— TASK OBJECTIVE —
Each time a line of the listing holds "Изменение", copy that line.
--------
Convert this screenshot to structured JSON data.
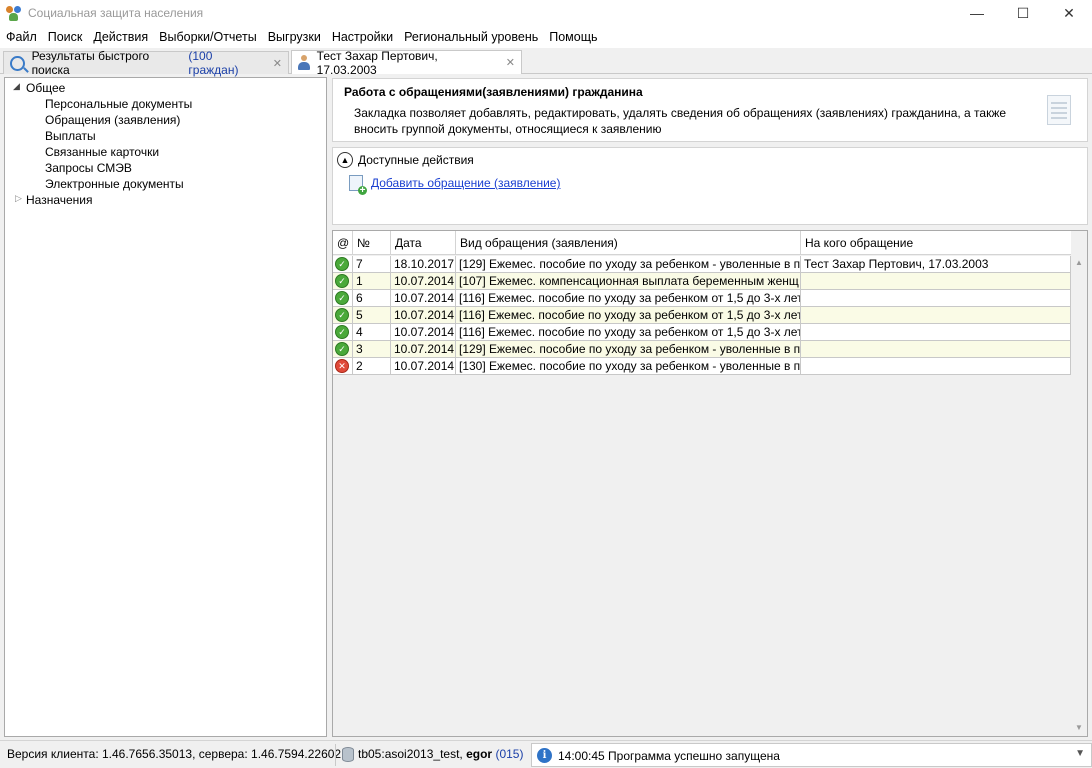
{
  "window": {
    "title": "Социальная защита населения",
    "minimize": "—",
    "maximize": "☐",
    "close": "✕"
  },
  "menu": [
    "Файл",
    "Поиск",
    "Действия",
    "Выборки/Отчеты",
    "Выгрузки",
    "Настройки",
    "Региональный уровень",
    "Помощь"
  ],
  "tabs": {
    "search_label": "Результаты быстрого поиска",
    "search_count": "(100 граждан)",
    "person_label": "Тест Захар Пертович, 17.03.2003",
    "close_glyph": "✕"
  },
  "tree": {
    "general": "Общее",
    "items": [
      "Персональные документы",
      "Обращения (заявления)",
      "Выплаты",
      "Связанные карточки",
      "Запросы СМЭВ",
      "Электронные документы"
    ],
    "assignments": "Назначения"
  },
  "info": {
    "title": "Работа с обращениями(заявлениями) гражданина",
    "text": "Закладка позволяет добавлять, редактировать, удалять сведения об обращениях (заявлениях) гражданина, а также вносить группой документы, относящиеся к заявлению"
  },
  "actions": {
    "title": "Доступные действия",
    "add_link": "Добавить обращение (заявление)"
  },
  "grid": {
    "headers": {
      "status": "@",
      "num": "№",
      "date": "Дата",
      "kind": "Вид обращения (заявления)",
      "whom": "На кого обращение"
    },
    "rows": [
      {
        "status": "ok",
        "num": "7",
        "date": "18.10.2017",
        "kind": "[129] Ежемес. пособие по уходу за ребенком - уволенные в п",
        "whom": "Тест Захар Пертович, 17.03.2003"
      },
      {
        "status": "ok",
        "num": "1",
        "date": "10.07.2014",
        "kind": "[107] Ежемес. компенсационная выплата беременным женщ",
        "whom": ""
      },
      {
        "status": "ok",
        "num": "6",
        "date": "10.07.2014",
        "kind": "[116] Ежемес. пособие по уходу за ребенком от 1,5 до 3-х лет",
        "whom": ""
      },
      {
        "status": "ok",
        "num": "5",
        "date": "10.07.2014",
        "kind": "[116] Ежемес. пособие по уходу за ребенком от 1,5 до 3-х лет",
        "whom": ""
      },
      {
        "status": "ok",
        "num": "4",
        "date": "10.07.2014",
        "kind": "[116] Ежемес. пособие по уходу за ребенком от 1,5 до 3-х лет",
        "whom": ""
      },
      {
        "status": "ok",
        "num": "3",
        "date": "10.07.2014",
        "kind": "[129] Ежемес. пособие по уходу за ребенком - уволенные в п",
        "whom": ""
      },
      {
        "status": "error",
        "num": "2",
        "date": "10.07.2014",
        "kind": "[130] Ежемес. пособие по уходу за ребенком - уволенные в п",
        "whom": ""
      }
    ]
  },
  "status": {
    "version": "Версия клиента: 1.46.7656.35013, сервера: 1.46.7594.22602",
    "db": "tb05:asoi2013_test,",
    "user": "egor",
    "user_count": "(015)",
    "message": "14:00:45 Программа успешно запущена"
  },
  "colors": {
    "row_alt": "#fafbe6",
    "link": "#1a3fd0",
    "ok": "#4aa93a",
    "error": "#e04a3a"
  }
}
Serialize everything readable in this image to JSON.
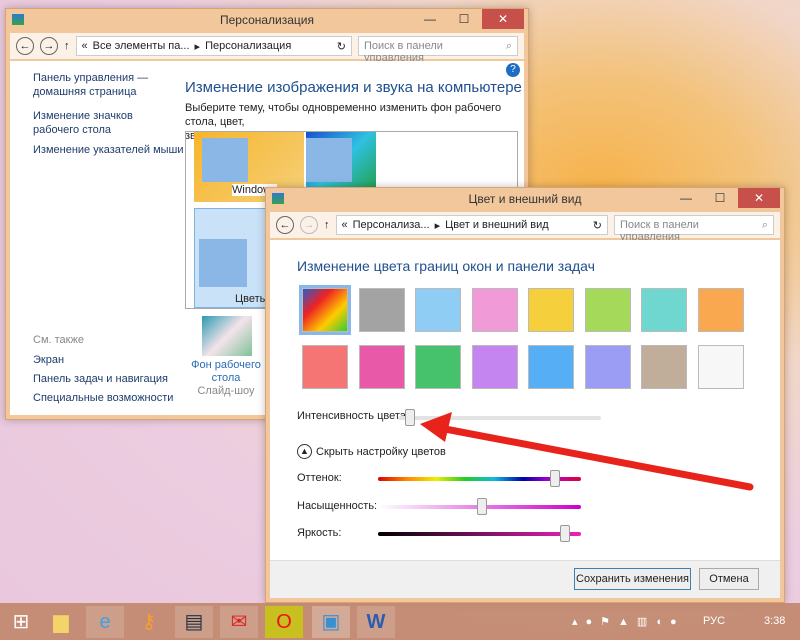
{
  "win1": {
    "title": "Персонализация",
    "breadcrumb": [
      "«",
      "Все элементы па...",
      "▸",
      "Персонализация"
    ],
    "search_placeholder": "Поиск в панели управления",
    "side": [
      "Панель управления —",
      "домашняя страница",
      "Изменение значков",
      "рабочего стола",
      "Изменение указателей мыши"
    ],
    "see_also": "См. также",
    "see_links": [
      "Экран",
      "Панель задач и навигация",
      "Специальные возможности"
    ],
    "heading": "Изменение изображения и звука на компьютере",
    "desc1": "Выберите тему, чтобы одновременно изменить фон рабочего стола, цвет,",
    "desc2": "звуки и заставку.",
    "themes": [
      "Windows",
      "Цветы"
    ],
    "bg_label1": "Фон рабочего",
    "bg_label2": "стола",
    "bg_sub": "Слайд-шоу"
  },
  "win2": {
    "title": "Цвет и внешний вид",
    "breadcrumb": [
      "«",
      "Персонализа...",
      "▸",
      "Цвет и внешний вид"
    ],
    "search_placeholder": "Поиск в панели управления",
    "heading": "Изменение цвета границ окон и панели задач",
    "swatches": [
      "palette",
      "#a3a3a3",
      "#8fcdf5",
      "#f09ad8",
      "#f5cf3c",
      "#a5d95a",
      "#6fd6d0",
      "#f9a850",
      "#f57474",
      "#e85aa8",
      "#47c26c",
      "#c485f0",
      "#56aef5",
      "#9b9cf3",
      "#c0ad9a",
      "#f7f7f7"
    ],
    "intensity_label": "Интенсивность цвета:",
    "intensity_pct": 6,
    "hide_label": "Скрыть настройку цветов",
    "hue_label": "Оттенок:",
    "hue_pct": 87,
    "sat_label": "Насыщенность:",
    "sat_pct": 51,
    "bright_label": "Яркость:",
    "bright_pct": 92,
    "save": "Сохранить изменения",
    "cancel": "Отмена"
  },
  "taskbar": {
    "lang": "РУС",
    "time": "3:38",
    "icons": [
      "windows-start",
      "file-explorer",
      "internet-explorer",
      "keys",
      "floppy-save",
      "mail",
      "opera",
      "control-panel",
      "word"
    ]
  },
  "accent": "#e8231c"
}
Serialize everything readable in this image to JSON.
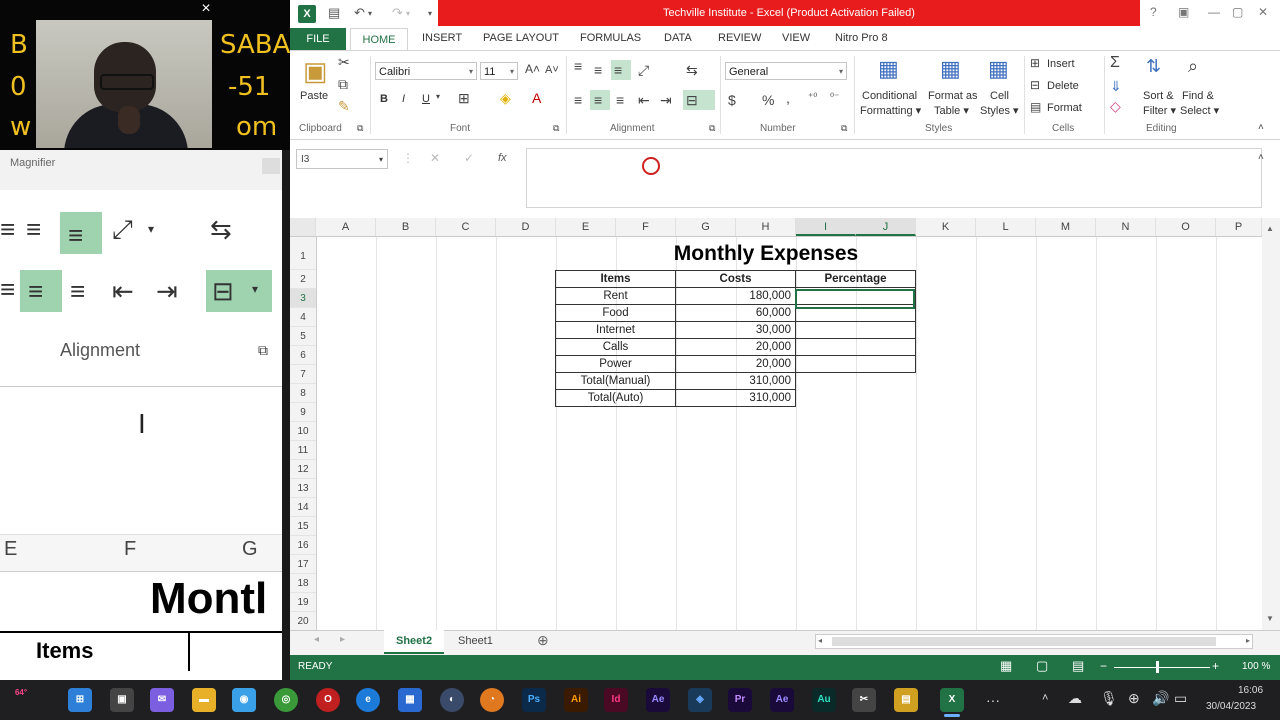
{
  "webcam": {
    "overlay_letters_left": [
      "B",
      "0",
      "w"
    ],
    "overlay_text_right": [
      "SABA",
      "-51",
      "om"
    ],
    "close_label": "×"
  },
  "magnifier": {
    "title": "Magnifier",
    "group_label": "Alignment",
    "col_headers": [
      "E",
      "F",
      "G"
    ],
    "big_text": "Montl",
    "items_label": "Items"
  },
  "window": {
    "title": "Techville Institute -  Excel (Product Activation Failed)",
    "help": "?",
    "controls": [
      "?",
      "▣",
      "—",
      "▢",
      "✕"
    ]
  },
  "ribbon": {
    "tabs": [
      "FILE",
      "HOME",
      "INSERT",
      "PAGE LAYOUT",
      "FORMULAS",
      "DATA",
      "REVIEW",
      "VIEW",
      "Nitro Pro 8"
    ],
    "clipboard": {
      "paste": "Paste",
      "label": "Clipboard"
    },
    "font": {
      "name": "Calibri",
      "size": "11",
      "label": "Font",
      "bold": "B",
      "italic": "I",
      "underline": "U"
    },
    "alignment": {
      "label": "Alignment"
    },
    "number": {
      "format": "General",
      "label": "Number",
      "currency": "$",
      "percent": "%",
      "comma": ","
    },
    "styles": {
      "conditional": [
        "Conditional",
        "Formatting ▾"
      ],
      "format_table": [
        "Format as",
        "Table ▾"
      ],
      "cell_styles": [
        "Cell",
        "Styles ▾"
      ],
      "label": "Styles"
    },
    "cells": {
      "insert": "Insert",
      "delete": "Delete",
      "format": "Format",
      "label": "Cells"
    },
    "editing": {
      "sort": [
        "Sort &",
        "Filter ▾"
      ],
      "find": [
        "Find &",
        "Select ▾"
      ],
      "label": "Editing"
    }
  },
  "formula_bar": {
    "name_box": "I3",
    "fx": "fx",
    "value": ""
  },
  "sheet": {
    "columns": [
      "A",
      "B",
      "C",
      "D",
      "E",
      "F",
      "G",
      "H",
      "I",
      "J",
      "K",
      "L",
      "M",
      "N",
      "O",
      "P"
    ],
    "selected_column": "I",
    "rows": [
      "1",
      "2",
      "3",
      "4",
      "5",
      "6",
      "7",
      "8",
      "9",
      "10",
      "11",
      "12",
      "13",
      "14",
      "15",
      "16",
      "17",
      "18",
      "19",
      "20"
    ],
    "selected_row": "3",
    "title": "Monthly Expenses",
    "table": {
      "headers": [
        "Items",
        "Costs",
        "Percentage"
      ],
      "rows": [
        {
          "item": "Rent",
          "cost": "180,000",
          "pct": ""
        },
        {
          "item": "Food",
          "cost": "60,000",
          "pct": ""
        },
        {
          "item": "Internet",
          "cost": "30,000",
          "pct": ""
        },
        {
          "item": "Calls",
          "cost": "20,000",
          "pct": ""
        },
        {
          "item": "Power",
          "cost": "20,000",
          "pct": ""
        }
      ],
      "totals": [
        {
          "item": "Total(Manual)",
          "cost": "310,000"
        },
        {
          "item": "Total(Auto)",
          "cost": "310,000"
        }
      ]
    }
  },
  "sheet_tabs": [
    "Sheet2",
    "Sheet1"
  ],
  "active_sheet": "Sheet2",
  "status": {
    "text": "READY",
    "zoom": "100 %"
  },
  "taskbar": {
    "apps": [
      "Ps",
      "Ai",
      "Id",
      "Ae",
      "Pr",
      "Ae",
      "Au"
    ],
    "time": "16:06",
    "date": "30/04/2023",
    "more": "···"
  }
}
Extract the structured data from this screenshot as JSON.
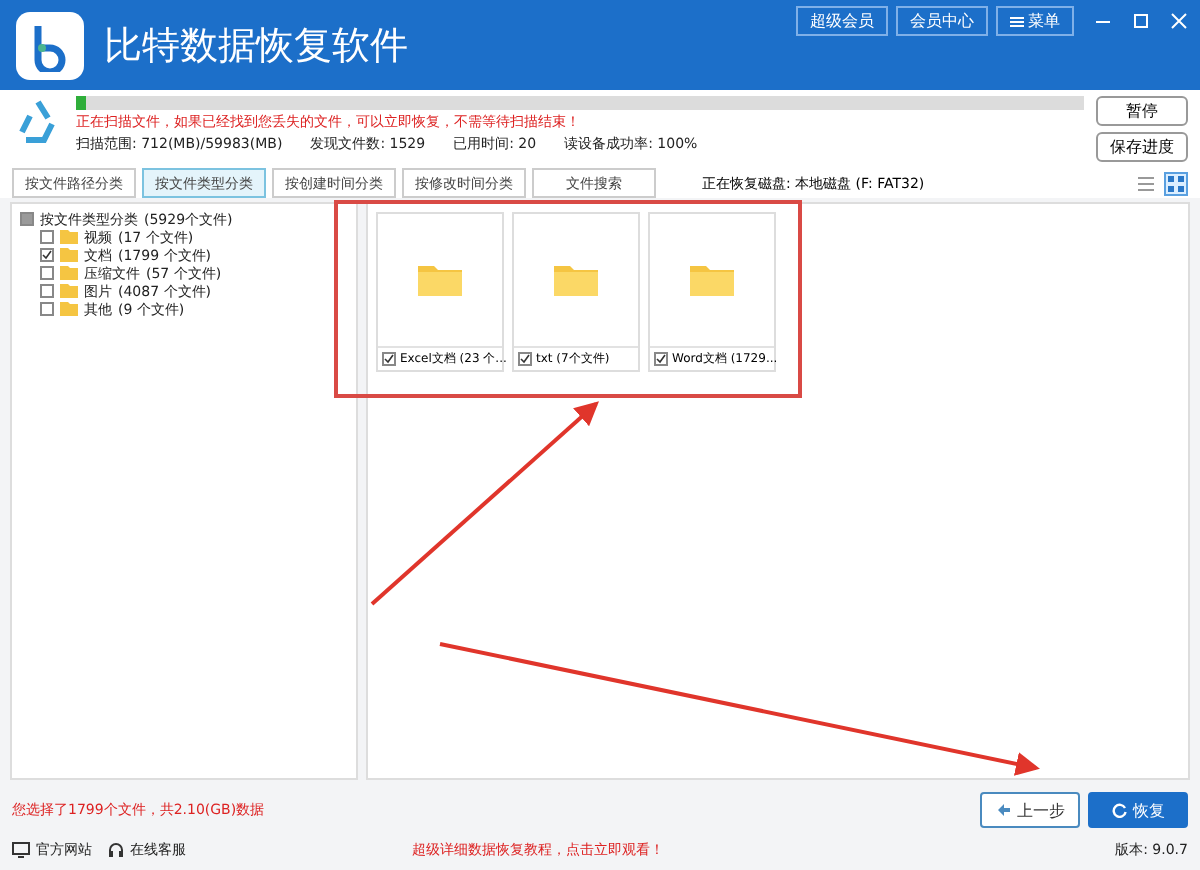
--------
— TASK SOLUTION —
      "Изменение значков",
      "Изменение указателей мыши"
    "heading": "Изменение изображения и звука на компьютере",
    "heading": "Изменение цвета границ окон и панели задач",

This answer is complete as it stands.